NICE says, healthcare professionals should select the dose, length of treatment and type of administration (for example, tablets or injection) that is right for the person and the infection. This stewardship helps to fight resistance because it preserves the usefulness of antibiotics.
Professor Gillian Leng, deputy chief executive at NICE said: “Antibiotic resistance is a concern for us all. If we do not act now we face a future where these medicines will no-longer work, which would mean people would die from routine surgery and other common infections we can currently treat.
“Stewardship programmes only work when everyone is on the same page. It can be hard work, but this new research shows the difference we can make when we work together. It is very good news.”
Inappropriate use of antibiotics, such as taking them for viral conditions like flu, or for mild infections that may clear-up without treatment is known to fuel resistance.
Multidrug-resistant infections are caused by bacteria that can survive treatment with more than one antibiotic. They are more commonly found in a hospital environment and they are very difficult to treat. Methicillin-resistant Staphylococcus aureus (MRSA) is the most well-known.
We are currently reviewing our guideline for 'Antimicrobial stewardship', checking to see if any of the recommendations need to be updated. You have until 5pm on Monday, 20 November 2017 to submit your comments.

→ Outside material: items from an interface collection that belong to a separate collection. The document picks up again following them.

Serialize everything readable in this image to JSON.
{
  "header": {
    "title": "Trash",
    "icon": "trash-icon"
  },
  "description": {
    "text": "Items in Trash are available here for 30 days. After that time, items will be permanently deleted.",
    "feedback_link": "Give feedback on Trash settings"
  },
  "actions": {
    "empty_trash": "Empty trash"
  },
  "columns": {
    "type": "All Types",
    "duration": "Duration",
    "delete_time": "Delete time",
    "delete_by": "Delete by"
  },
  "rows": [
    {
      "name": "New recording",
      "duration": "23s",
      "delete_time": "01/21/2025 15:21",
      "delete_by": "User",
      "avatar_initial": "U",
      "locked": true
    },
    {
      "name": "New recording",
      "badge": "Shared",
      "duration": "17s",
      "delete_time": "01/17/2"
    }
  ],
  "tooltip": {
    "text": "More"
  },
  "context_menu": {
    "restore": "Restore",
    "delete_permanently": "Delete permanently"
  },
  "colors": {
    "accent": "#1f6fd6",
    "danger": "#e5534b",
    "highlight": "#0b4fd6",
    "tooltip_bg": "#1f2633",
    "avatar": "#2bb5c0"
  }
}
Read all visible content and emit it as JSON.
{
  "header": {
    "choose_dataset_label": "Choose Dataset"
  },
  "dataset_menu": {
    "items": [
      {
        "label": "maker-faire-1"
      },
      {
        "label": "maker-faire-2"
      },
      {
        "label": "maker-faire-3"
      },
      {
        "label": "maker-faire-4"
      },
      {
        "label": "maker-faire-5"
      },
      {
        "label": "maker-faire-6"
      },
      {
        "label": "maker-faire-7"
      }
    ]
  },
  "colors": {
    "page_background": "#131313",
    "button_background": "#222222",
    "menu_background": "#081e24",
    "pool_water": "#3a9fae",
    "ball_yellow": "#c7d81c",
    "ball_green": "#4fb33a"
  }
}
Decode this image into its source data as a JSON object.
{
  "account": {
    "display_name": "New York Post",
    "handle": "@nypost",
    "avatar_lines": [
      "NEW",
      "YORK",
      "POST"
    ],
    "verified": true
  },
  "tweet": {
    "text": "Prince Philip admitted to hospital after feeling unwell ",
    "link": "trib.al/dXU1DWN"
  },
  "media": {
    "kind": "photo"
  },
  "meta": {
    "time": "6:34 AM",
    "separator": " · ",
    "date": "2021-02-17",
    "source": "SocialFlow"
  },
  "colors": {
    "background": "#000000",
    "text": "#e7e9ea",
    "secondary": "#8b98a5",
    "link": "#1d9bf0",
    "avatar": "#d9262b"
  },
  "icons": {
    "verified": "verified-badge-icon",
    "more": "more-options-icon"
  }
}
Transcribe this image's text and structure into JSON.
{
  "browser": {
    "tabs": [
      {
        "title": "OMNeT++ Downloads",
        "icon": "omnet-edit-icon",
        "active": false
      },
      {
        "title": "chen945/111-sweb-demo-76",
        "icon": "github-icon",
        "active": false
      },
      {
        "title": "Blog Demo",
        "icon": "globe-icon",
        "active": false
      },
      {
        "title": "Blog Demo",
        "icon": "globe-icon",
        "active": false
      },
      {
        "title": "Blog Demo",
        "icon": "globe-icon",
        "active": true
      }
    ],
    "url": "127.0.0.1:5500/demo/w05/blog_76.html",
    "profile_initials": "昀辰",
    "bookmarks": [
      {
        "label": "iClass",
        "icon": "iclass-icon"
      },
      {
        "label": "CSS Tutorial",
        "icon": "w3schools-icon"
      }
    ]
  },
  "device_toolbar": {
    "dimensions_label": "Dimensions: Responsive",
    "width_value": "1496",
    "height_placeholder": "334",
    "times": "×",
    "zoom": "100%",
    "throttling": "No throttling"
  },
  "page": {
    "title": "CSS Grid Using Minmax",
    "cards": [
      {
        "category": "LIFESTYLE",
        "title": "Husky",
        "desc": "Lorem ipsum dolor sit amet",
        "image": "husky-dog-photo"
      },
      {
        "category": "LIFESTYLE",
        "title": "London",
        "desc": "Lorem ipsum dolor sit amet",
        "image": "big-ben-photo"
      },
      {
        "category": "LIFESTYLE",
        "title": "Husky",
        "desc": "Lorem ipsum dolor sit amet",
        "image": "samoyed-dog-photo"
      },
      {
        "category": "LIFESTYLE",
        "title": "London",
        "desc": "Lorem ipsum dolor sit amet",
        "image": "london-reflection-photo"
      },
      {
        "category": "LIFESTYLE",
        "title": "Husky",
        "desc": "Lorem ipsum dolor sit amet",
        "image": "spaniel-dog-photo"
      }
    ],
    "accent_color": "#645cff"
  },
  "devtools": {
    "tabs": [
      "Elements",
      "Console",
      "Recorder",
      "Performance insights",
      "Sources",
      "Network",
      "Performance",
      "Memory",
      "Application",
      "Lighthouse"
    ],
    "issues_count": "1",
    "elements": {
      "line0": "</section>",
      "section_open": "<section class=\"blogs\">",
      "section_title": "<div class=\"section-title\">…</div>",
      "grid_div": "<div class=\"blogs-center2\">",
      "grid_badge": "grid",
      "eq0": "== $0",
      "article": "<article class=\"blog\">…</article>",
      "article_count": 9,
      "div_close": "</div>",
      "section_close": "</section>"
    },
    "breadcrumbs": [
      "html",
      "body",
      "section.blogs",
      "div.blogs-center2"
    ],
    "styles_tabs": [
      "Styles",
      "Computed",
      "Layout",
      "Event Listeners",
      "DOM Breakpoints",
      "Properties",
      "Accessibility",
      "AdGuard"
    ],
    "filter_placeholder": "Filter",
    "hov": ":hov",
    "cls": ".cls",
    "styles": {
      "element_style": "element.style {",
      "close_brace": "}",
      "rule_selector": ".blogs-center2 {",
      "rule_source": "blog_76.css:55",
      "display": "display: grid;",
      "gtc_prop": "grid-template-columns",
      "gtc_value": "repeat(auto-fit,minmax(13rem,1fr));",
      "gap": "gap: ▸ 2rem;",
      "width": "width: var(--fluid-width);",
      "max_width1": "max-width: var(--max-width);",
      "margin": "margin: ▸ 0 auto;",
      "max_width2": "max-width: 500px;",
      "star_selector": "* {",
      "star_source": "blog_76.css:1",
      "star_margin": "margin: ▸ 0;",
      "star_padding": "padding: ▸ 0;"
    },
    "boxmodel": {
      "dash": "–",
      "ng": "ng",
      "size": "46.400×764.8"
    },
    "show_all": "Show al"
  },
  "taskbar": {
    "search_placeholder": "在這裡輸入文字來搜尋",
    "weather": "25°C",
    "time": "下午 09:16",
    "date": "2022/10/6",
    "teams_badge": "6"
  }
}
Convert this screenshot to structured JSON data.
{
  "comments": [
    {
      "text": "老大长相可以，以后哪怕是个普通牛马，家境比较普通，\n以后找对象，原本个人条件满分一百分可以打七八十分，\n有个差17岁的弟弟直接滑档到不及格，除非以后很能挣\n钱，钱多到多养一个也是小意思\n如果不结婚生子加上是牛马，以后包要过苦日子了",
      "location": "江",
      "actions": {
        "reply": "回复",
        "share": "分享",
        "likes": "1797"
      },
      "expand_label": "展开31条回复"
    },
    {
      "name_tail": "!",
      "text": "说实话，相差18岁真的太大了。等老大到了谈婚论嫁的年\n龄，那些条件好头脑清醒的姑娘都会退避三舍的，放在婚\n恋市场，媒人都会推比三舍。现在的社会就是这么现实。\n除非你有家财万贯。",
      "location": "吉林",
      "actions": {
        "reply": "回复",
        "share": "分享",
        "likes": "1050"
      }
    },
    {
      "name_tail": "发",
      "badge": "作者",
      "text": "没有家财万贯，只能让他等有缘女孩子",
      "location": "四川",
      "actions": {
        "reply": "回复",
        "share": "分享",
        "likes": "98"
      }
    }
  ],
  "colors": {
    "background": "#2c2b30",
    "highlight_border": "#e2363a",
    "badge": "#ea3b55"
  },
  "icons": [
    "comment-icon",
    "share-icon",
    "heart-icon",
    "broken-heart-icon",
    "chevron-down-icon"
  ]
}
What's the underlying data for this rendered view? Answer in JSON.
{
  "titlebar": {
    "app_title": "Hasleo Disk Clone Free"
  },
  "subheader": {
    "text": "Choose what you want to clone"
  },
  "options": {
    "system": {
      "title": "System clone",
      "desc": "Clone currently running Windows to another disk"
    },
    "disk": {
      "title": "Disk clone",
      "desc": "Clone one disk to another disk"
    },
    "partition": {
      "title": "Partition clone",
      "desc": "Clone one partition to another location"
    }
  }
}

And if you have an interest in antibiotic resistance, why not join us for a twitter chat with Public Health England on Thursday 16 November 7-8pm to discuss when antibiotics should be prescribed. Hope to see you then!